Another attack on free speech. Another cowed governmental response. Another speaker in hiding. Another incident for the media to ignore.
Ah, just another day in the West.
The latest outrage comes from the city of Arnhem in the Netherlands, where a doctoral student who interviewed a group of teenaged Muslim-Turkish immigrants on TV about their Jew-hating, and challenged their views, is now in hiding at the suggestion of Arnhem’s mayor, Pauline Krikke.
Mehmet Sahin – a doctoral student and volunteer who attempts to re-educate street youths in Arnhem – interviewed the Dutch-Turkish youths last month on Nederland 2 TV. Upon hearing their hatred of Jews and admiration for Hitler, he called the boys “pathetic” and challenged them to think differently. The interview was later subtitled into English and went viral.
Once again, Western officialdom treats a free speech practitioner as less a hero than an irritant, sending the person into hiding for his “own sake,” thus encouraging future efforts to restrict free speech and perpetuating the West’s head-in-the-sand approach to a real problem. Once again, media attention to the incident – beyond, in this case, the Netherlands and the Jewish press – is confined largely to right-wing blogs and websites.
So, here’s an idea to alter this sickening cycle of intimidation and appeasement:
Rather than ship the victim off to hiding, the government in question should spend whatever it takes to protect the person – bodyguards, a bullet-proof car, and so on – and encourage the person to continue his or her public activities, making clear that free speech is a top governmental priority.
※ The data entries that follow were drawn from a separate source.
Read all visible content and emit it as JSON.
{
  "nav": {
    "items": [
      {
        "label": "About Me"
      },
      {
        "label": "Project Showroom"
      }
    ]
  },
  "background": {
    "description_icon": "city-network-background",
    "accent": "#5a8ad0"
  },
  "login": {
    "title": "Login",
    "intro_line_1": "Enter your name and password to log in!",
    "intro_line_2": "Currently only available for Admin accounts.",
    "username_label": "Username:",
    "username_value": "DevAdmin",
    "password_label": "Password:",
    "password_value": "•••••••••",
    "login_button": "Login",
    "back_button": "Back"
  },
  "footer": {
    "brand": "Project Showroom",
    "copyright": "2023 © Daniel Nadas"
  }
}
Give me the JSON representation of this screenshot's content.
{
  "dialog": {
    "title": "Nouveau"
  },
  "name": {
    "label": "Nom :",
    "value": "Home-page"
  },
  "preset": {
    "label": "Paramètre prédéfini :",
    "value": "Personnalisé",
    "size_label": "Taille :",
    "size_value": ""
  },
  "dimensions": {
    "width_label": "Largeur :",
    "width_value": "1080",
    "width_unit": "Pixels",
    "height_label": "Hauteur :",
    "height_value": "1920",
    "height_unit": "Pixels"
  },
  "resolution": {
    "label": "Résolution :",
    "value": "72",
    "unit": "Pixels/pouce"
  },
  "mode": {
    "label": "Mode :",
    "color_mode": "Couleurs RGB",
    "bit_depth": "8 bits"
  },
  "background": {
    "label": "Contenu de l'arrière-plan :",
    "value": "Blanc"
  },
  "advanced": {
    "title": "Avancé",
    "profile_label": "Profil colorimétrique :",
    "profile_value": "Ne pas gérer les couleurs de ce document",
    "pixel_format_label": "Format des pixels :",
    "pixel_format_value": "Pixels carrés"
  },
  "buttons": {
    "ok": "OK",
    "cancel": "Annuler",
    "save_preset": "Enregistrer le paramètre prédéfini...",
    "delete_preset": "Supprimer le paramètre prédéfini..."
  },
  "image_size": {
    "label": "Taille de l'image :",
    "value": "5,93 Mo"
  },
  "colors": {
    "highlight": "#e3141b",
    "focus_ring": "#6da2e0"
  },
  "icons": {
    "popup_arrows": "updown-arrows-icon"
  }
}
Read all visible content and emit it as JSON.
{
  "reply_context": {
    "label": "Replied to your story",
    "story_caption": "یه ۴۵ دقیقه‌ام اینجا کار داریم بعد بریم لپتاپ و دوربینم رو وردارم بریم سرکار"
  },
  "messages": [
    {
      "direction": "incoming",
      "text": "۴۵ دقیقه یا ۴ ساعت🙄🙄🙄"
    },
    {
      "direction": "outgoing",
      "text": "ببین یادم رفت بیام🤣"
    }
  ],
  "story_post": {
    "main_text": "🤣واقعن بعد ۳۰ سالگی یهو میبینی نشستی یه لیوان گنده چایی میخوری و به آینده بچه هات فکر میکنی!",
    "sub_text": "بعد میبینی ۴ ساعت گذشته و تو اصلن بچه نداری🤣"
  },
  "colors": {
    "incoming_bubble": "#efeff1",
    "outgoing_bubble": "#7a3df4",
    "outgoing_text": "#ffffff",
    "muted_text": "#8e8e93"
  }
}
In the interview in question, the bearded, bespectacled Sahin leans forward in a chair. The youths sit on couches, dressed as you’d expect – in jeans, short-sleeve polo shirts, long-sleeve flannels, floppy sweats, and so on.
“As far as I’m concerned, Hitler should have killed all Jews,” one boy says, evoking laughs from the others. “What Hitler said about Jews,” the boy adds, “is that there will be one day when you see that I am right that I killed all the Jews. And that day will come.”
Another boy explains, “The hatred for the Jews is because they will try to steal somebody’s country like in Gaza. They kill a lot of people.” Asked whether Hitler was justified in killing millions of Jews, he says yes because “now millions of Palestinians are being killed.” Challenging that allegation, Sahin gets nowhere.
The first boy acknowledges that he has no Jewish friends but insists, “You don’t have to know any Jews to say something about them.”
A third boy assures the interviewer that the views of these youths are neither confined to them nor even to the immigrant community, saying, “Nobody in our school likes Jews. Come to our school. I mean it.”
In response to the video, the Simon Wiesenthal Center sent a letter of protest to Dutch Prime Minister Mark Rutte, whose government reportedly has said and done little if anything since the incident.
“The statements made by young Dutch immigrant teenagers lauding Adolf Hitler and his efforts to murder Jews, are deeply dismaying,” wrote Rabbi Abraham Cooper, the Center’s associate dean, and Mark Weitzman, its director of government affairs, “especially considering that they were made in the country that was the home of Anne Frank and that was only two years ago, Chair of the International Holocaust Remembrance Alliance (formerly the International Task Force for Holocaust Education, Research and Remembrance)…
“We call upon you to take action on a broad front to investigate the presence of anti-Semitic attitudes in Dutch society,” they continued, “and to take steps to vigorously combat the spread of those beliefs. Anti-Semitism cannot be allowed to flourish and poison the minds of the next generation.”
Krikke, Arnhem’s mayor, advised Sahin to go into hiding with his family after he received death threats. In his neighborhood, people are collecting signatures to make Sahin leave. Fortunately, some elements of Dutch officialdom have begun to take notice. One Labor Party parliamentarian said he will highlight the issue during Parliament’s question period. Leading newspapers wrote about the Wiesenthal Center’s letter of protest, with one reporting it on its front page. Prosecutors in Arnhem are reportedly considering charging the youths with incitement.
But governmental efforts in Europe to ensure a free flow of ideas in the public sphere remain woefully inadequate.
Meanwhile, Sahin and others who do the hard work of promoting inter-faith tolerance have their work cut out for themselves.
“I hate Jews period,” the first boy tells Sahin in the interview. “You can’t get that thought out of my mind.”